Input data Start Marker

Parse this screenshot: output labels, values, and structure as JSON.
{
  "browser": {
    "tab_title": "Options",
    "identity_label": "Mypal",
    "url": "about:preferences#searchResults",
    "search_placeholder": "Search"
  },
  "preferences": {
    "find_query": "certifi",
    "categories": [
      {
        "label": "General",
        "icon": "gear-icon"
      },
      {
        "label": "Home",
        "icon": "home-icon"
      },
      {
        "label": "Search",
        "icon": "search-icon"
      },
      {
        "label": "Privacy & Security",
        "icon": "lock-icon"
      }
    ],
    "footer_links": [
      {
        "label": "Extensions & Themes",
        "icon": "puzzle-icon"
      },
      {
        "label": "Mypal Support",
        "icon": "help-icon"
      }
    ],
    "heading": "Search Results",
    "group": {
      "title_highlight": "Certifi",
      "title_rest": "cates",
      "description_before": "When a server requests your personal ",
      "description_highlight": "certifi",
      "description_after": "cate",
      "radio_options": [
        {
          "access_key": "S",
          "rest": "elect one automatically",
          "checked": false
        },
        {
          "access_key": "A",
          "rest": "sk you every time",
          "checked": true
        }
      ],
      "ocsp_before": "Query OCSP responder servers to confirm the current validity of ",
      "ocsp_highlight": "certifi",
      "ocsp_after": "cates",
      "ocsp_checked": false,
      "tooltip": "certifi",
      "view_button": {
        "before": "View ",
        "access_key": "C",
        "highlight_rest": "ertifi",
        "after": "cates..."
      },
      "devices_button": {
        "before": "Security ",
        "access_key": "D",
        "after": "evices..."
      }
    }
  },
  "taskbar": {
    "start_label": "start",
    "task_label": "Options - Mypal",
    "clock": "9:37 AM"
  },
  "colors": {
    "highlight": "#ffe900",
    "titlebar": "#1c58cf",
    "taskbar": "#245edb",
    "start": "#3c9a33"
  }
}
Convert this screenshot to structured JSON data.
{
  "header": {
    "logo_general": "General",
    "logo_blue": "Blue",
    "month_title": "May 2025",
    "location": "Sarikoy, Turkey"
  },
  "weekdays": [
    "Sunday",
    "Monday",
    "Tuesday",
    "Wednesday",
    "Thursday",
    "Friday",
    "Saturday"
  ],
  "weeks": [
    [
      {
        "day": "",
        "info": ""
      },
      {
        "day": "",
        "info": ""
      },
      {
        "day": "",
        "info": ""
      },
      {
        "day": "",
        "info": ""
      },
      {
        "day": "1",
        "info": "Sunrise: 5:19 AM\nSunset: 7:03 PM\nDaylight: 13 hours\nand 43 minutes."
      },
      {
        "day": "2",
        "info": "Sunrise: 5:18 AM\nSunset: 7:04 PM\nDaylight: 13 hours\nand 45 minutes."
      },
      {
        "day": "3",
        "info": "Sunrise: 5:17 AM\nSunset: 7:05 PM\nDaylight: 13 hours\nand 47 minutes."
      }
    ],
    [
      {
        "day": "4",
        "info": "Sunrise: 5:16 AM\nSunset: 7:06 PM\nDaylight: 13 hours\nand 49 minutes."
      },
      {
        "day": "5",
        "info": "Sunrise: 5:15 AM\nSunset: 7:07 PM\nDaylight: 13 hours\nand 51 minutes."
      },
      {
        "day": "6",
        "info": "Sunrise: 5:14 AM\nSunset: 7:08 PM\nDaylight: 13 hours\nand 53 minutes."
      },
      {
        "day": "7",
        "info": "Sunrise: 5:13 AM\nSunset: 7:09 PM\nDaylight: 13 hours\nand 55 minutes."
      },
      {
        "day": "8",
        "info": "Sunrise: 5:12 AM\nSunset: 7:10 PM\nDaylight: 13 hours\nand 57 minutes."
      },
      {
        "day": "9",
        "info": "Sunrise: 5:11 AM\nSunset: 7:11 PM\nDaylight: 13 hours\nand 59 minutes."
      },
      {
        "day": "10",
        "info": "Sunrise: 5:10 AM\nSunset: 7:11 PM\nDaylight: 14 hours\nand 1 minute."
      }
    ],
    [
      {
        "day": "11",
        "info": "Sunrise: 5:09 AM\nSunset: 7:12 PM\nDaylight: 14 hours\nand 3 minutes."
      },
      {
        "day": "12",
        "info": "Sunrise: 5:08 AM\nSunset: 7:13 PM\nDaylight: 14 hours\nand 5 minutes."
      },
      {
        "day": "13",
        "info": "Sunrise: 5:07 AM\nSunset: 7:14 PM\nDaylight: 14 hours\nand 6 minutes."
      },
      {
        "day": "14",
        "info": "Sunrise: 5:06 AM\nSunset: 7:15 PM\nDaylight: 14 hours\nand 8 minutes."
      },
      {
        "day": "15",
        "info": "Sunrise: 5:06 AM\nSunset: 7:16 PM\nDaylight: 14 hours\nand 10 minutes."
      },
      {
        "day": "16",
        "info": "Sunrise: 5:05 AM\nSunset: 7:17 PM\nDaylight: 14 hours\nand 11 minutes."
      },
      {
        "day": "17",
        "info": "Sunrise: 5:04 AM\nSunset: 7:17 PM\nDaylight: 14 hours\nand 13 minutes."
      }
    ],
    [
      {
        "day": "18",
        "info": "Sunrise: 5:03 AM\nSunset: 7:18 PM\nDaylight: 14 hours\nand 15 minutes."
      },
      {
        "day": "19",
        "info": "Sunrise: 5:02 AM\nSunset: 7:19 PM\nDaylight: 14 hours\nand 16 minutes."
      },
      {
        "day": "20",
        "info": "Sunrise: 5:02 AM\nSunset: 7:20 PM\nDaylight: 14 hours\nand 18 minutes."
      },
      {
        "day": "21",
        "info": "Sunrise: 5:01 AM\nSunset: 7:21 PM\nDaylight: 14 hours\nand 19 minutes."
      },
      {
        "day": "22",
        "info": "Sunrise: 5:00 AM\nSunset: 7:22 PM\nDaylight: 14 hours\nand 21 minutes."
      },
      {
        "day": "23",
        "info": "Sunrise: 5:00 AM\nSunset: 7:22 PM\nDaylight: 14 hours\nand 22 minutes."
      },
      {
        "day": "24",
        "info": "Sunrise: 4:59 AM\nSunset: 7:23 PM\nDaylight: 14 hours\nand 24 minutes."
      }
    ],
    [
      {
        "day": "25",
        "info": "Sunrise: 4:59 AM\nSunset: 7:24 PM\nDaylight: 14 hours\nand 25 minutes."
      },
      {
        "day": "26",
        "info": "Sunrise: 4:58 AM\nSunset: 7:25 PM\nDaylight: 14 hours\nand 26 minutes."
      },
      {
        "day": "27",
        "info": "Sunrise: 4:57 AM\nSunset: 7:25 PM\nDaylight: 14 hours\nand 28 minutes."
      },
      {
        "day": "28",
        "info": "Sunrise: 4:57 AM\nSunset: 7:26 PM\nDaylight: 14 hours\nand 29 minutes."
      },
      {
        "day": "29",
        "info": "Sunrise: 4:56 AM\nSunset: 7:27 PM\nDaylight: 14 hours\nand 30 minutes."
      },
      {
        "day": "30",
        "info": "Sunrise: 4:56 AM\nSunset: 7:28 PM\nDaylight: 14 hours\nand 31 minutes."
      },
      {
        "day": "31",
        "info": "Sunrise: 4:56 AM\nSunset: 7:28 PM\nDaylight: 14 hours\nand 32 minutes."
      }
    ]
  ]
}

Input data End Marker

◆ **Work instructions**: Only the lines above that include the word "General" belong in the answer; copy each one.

◆ **Response box**:
        "label": "General",
    "logo_general": "General",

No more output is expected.